Go through the records, and copy each line in which the string "title" is present.

*** Opening Materials provided ***

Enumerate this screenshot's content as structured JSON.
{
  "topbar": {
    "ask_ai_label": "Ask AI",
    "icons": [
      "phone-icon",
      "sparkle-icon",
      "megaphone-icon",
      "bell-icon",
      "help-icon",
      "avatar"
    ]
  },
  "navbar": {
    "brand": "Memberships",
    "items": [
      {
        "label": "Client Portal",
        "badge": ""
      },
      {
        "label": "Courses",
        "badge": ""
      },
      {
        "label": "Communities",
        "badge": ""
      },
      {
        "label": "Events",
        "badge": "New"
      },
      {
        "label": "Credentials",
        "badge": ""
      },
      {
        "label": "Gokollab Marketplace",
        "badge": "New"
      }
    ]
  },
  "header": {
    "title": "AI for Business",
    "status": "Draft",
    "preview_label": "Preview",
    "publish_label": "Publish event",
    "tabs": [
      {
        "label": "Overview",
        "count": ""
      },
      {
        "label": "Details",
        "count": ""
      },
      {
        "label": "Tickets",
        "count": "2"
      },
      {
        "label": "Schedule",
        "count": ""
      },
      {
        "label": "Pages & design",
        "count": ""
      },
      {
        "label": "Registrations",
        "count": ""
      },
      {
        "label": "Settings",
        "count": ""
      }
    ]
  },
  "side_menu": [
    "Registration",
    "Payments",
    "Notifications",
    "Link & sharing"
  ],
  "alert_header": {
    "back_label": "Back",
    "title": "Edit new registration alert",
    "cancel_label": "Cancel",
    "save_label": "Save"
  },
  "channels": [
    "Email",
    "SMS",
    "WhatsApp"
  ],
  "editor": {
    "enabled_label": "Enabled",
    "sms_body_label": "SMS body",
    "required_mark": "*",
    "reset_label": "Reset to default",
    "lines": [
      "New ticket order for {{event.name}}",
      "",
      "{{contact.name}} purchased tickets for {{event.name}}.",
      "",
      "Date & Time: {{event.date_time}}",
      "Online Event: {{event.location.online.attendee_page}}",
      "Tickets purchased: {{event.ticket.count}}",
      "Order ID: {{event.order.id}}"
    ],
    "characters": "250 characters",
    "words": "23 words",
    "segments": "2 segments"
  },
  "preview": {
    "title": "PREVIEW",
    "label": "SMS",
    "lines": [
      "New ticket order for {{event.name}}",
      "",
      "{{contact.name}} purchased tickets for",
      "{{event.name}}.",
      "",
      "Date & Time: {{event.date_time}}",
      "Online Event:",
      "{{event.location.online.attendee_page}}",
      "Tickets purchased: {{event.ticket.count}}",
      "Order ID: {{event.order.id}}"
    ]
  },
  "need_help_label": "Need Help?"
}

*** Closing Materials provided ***

#### Task solution
    "title": "AI for Business",
    "title": "Edit new registration alert",
    "title": "PREVIEW",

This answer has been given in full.